When the tolls on Bay Area bridges were increased on July 1, the Bay Bridge was given a higher toll at the times of its greatest usage in an attempt to reduce congestion by discouraging drivers from using the bridge at peak times. Crossing the bridge into San Francisco costs $6 from 5:00 to 10:00 am and 3:00 to 7:00 pm on weekdays, $4 at other times on weekdays, and $5 on weekends. However, the toll structure does not seem to have had the desired effect.
Using data for about 50,000 bridge crossings from Stamen Design’s Cabspotting and from NextBus for AC Transit, I calculated and plotted the time required to cross the bridge at different times of day before and after the toll increase.
The graphs are noisy because of the small sample size, but the time required to cross the bridge by car at the morning and afternoon weekday peak times seems basically unchanged since 2008. The off-peak weekday crossing is a little slower than it used to be, perhaps because of the S-curve detour for construction of the new east span. On weekends, the off-peak crossing time seems to be unchanged since 2008.

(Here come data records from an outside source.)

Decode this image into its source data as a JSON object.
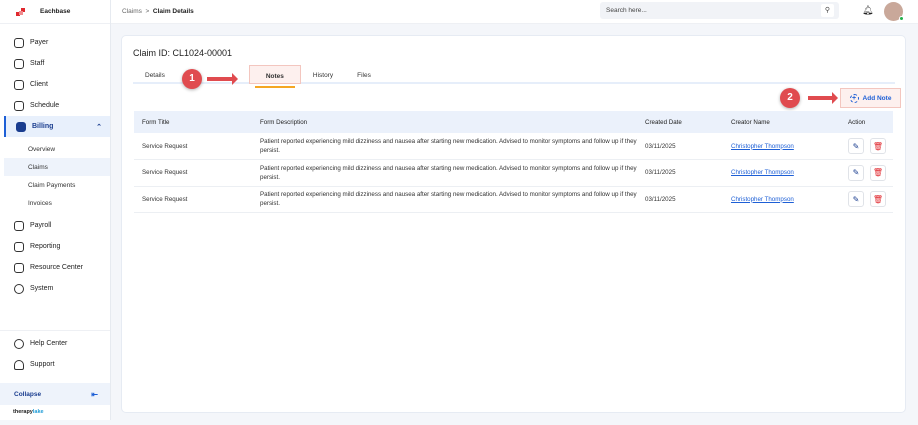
{
  "app": {
    "name": "Eachbase",
    "brand": "therapylake"
  },
  "sidebar": {
    "items": [
      {
        "label": "Payer"
      },
      {
        "label": "Staff"
      },
      {
        "label": "Client"
      },
      {
        "label": "Schedule"
      },
      {
        "label": "Billing"
      }
    ],
    "billing_sub": [
      {
        "label": "Overview"
      },
      {
        "label": "Claims"
      },
      {
        "label": "Claim Payments"
      },
      {
        "label": "Invoices"
      }
    ],
    "items2": [
      {
        "label": "Payroll"
      },
      {
        "label": "Reporting"
      },
      {
        "label": "Resource Center"
      },
      {
        "label": "System"
      }
    ],
    "bottom": [
      {
        "label": "Help Center"
      },
      {
        "label": "Support"
      }
    ],
    "collapse": "Collapse"
  },
  "breadcrumb": {
    "parent": "Claims",
    "sep": ">",
    "current": "Claim Details"
  },
  "search": {
    "placeholder": "Search here..."
  },
  "page": {
    "title": "Claim ID: CL1024-00001",
    "tabs": [
      {
        "label": "Details"
      },
      {
        "label": "Notes"
      },
      {
        "label": "History"
      },
      {
        "label": "Files"
      }
    ],
    "add_note": "Add Note"
  },
  "annotations": [
    "1",
    "2"
  ],
  "table": {
    "headers": [
      "Form Title",
      "Form Description",
      "Created Date",
      "Creator Name",
      "Action"
    ],
    "rows": [
      {
        "title": "Service Request",
        "desc": "Patient reported experiencing mild dizziness and nausea after starting new medication. Advised to monitor symptoms and follow up if they persist.",
        "date": "03/11/2025",
        "creator": "Christopher Thompson"
      },
      {
        "title": "Service Request",
        "desc": "Patient reported experiencing mild dizziness and nausea after starting new medication. Advised to monitor symptoms and follow up if they persist.",
        "date": "03/11/2025",
        "creator": "Christopher Thompson"
      },
      {
        "title": "Service Request",
        "desc": "Patient reported experiencing mild dizziness and nausea after starting new medication. Advised to monitor symptoms and follow up if they persist.",
        "date": "03/11/2025",
        "creator": "Christopher Thompson"
      }
    ]
  }
}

The weekend peak data from 2008 is especially noisy so it is hard to tell exactly what has changed there, but if anything, it takes longer to cross the bridge now than it did before. It seems that either the demand for the bridge is so inelastic that the variable tolls are not an effective way of shifting or reducing demand, or that the price differential has not been made large enough to have an effect.
What does seem to be effective is the exclusive bus lane that allows AC Transit buses to cross the bridge nearly as quickly during the morning weekday peak as at off-peak times. I don’t understand why it doesn’t provide the same benefit during the afternoon peak.
John Goodwin, a spokesperson for the Metropolitan Transportation Commission, said it’s too early to draw any conclusions but a group of UC Berkeley professors, including Robert Cervero, was hired to do a comprehensive analysis of the new toll schedule, including the impact on the Bay Bridge. Some preliminary results are expected to be released next week.
“It’s still far too early to draw any meaningful conclusions but we’re very much interested in getting as much data as we can. We’re certainly looking forward to receiving the initial findings,” said Goodwin.
A report [pdf] released by the MTC in October showed that Bay Bridge traffic did not significantly decline in 2010 when compared to 2009.